A Real Hero
For the last four years I have been living and working in southern Arizona and northern Mexico as a humanitarian and an advocate for those who migrate; it is here that I found a hero -- someone who demonstrates great strength in the face of adversity, and who rises above difficulty with courage, determination, and compassion. His name is Gilbert.
I worked with Gilbert, treating thousands of blistered feet, distributing food and water, evacuating the sick to hospitals, and providing safety and consolation to the emotionally distressed. That's where our lives intersected. Across the borderline, Mexican and American volunteers greet and care for those repatriated or deported to Mexico by the U.S. Department of Homeland Security. It's a real heart-and-soul kind of gritty hospitality.
Gilbert lived and worked at the humanitarian aid station every single day for nearly three years. He spent Christmas and his birthday providing aid to other migrants dumped off at the port of entry. Yet, his holiday wishes never came true. No cards were signed by his kids, no small arms wrapped around his neck, and no cake was made by a woman whom he loves dearly: Gilbert was separated from his dreams -- his family and home.
Nonetheless, he worked every day for the dignity of others.
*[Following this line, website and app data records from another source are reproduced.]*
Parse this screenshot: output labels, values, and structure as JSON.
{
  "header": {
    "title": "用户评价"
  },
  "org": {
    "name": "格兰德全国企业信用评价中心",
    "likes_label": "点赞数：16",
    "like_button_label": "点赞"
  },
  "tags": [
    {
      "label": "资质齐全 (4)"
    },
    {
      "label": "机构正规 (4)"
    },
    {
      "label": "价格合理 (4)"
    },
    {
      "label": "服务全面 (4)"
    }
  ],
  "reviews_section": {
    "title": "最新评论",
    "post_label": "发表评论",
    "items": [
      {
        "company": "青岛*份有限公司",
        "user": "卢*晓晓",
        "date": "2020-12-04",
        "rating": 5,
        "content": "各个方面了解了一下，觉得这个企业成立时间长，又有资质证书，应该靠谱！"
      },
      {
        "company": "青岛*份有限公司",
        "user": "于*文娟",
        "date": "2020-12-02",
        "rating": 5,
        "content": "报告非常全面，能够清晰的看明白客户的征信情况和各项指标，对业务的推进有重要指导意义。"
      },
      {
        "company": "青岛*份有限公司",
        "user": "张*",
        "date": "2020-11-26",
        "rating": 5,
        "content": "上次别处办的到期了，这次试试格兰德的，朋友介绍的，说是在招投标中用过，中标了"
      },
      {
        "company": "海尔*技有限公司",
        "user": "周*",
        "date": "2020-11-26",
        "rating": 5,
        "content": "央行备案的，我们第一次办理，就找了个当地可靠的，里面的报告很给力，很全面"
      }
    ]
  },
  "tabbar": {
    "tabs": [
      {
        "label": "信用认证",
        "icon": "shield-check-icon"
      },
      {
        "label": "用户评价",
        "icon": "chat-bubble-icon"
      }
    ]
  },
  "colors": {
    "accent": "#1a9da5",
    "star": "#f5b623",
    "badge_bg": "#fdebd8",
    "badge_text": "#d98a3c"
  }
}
And despite his own constant heartache, he gave comfort and empathy to the thousands of other fathers, wives, and children passing through with similar stories of separation, fear, and pain. All of them were stuck in an international zone, just feet from the U.S. boundary, but restricted from being with loved ones on the other side.
Gilbert is a deportee himself, though he has spent more than half of his life in the United States. At the age of fifteen, 'Gilberto' made his way from Guadalajara, Mexico, to San Jose, California. He quickly found work in landscaping and construction. He met a beautiful young woman, an American citizen, whom he married, and he became the proud father of four kids: two teenage sons and two very young daughters. But one day, everything changed for Gilbert and for the future of his family. After a minor civil offense, he found himself without the funds to hire an attorney, and his life quickly unraveled. His driver's license and green card were revoked and he had no choice but to face deportation to the country of his past. He was dumped off at the international boundary in an unknown place, with no possessions or money. In his absence, Gilberto's wife was not able to provide a stable home for the family, and the children were eventually taken into state custody. This is an all-too-familiar story of hyper-criminalization of immigrant workers, abrupt deportation, desperation, and the disintegration of family -- all results of an inhumane and terribly broken immigration system.
Often, while working as a humanitarian worker in Nogales, a new volunteer will exclaim, "Wow, it must feel great to help so many people." I scrunch my face into a half-grin, because the answer is, "No, I don't enjoy being praised for undertaking the natural task of helping one's neighbor in need." It's easy to think of ourselves as heroes for the long hours of work, but in reality, the recognition belongs to the thousands of Gilbertos who give us so much more -- who demonstrate interconnectedness. These are the brave folks who refuse to raise families in poverty. Instead, they undertake the heroic act to move, perhaps thousands of miles, in order to reclaim their human right to a livelihood and a future for their children. The heroes of this global phenomenon called "migration" surround us; they are our neighbors and essential members of our community.
Thank you, Gilbert, and many others like you, for teaching me about the depths of humanity and perseverance in struggle, which we all may aspire to possess and live out. I pray that our borderlands will find reconciliation and healing, and that you will be reunited with your family -- and your dreams -- someday soon.
Maryada Vallet works with No More Deaths, a humanitarian initiative on the U.S.-Mexico border that promotes faith-based principles for immigration reform.
This account is taken from Voices of Immigration, a campaign of Christians for Comprehensive Immigration Reform (CCIR) aimed at highlighting the stories of immigrants in our country. Believing that every person is made in the image of God, we seek to restore the human element to the conversation around immigration reform. Each day this week a new story will be highlighted on God's Politics, with additional ones posted throughout March at CCIR's Web site: www.faithandimmigration.org.